**Exercise goal**
A line belongs in the answer if it contains "chevron"; copy every such line from the entries below.

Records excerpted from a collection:
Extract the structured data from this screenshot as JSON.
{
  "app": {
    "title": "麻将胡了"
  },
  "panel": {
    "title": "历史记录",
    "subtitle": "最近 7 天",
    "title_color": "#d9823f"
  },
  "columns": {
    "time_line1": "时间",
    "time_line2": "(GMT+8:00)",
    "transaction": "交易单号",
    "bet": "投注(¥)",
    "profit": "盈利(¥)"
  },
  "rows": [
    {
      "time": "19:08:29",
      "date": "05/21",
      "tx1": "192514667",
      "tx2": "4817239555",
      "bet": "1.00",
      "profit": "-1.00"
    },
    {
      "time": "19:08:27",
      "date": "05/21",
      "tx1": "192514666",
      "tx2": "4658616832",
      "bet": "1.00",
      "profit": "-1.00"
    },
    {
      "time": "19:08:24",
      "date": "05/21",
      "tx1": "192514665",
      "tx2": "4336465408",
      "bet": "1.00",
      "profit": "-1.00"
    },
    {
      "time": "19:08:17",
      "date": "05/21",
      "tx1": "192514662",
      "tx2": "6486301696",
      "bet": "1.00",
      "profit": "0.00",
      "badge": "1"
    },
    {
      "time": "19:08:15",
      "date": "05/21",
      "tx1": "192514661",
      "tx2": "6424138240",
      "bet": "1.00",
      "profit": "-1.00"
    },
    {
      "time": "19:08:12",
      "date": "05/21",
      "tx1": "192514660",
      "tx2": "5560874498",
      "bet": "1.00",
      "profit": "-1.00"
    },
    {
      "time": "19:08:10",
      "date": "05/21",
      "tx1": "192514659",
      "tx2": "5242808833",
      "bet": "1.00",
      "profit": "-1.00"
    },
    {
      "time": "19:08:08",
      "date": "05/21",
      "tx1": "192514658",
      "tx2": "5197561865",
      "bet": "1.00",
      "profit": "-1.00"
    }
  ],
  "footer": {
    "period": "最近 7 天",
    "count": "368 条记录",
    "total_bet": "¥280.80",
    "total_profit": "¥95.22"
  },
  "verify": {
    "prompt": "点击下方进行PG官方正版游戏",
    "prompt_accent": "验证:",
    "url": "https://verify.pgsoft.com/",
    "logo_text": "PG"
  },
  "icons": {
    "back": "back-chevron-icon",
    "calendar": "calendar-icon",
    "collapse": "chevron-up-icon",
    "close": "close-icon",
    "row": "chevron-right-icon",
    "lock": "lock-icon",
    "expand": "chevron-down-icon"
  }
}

**Task answer**
    "back": "back-chevron-icon",
    "collapse": "chevron-up-icon",
    "row": "chevron-right-icon",
    "expand": "chevron-down-icon"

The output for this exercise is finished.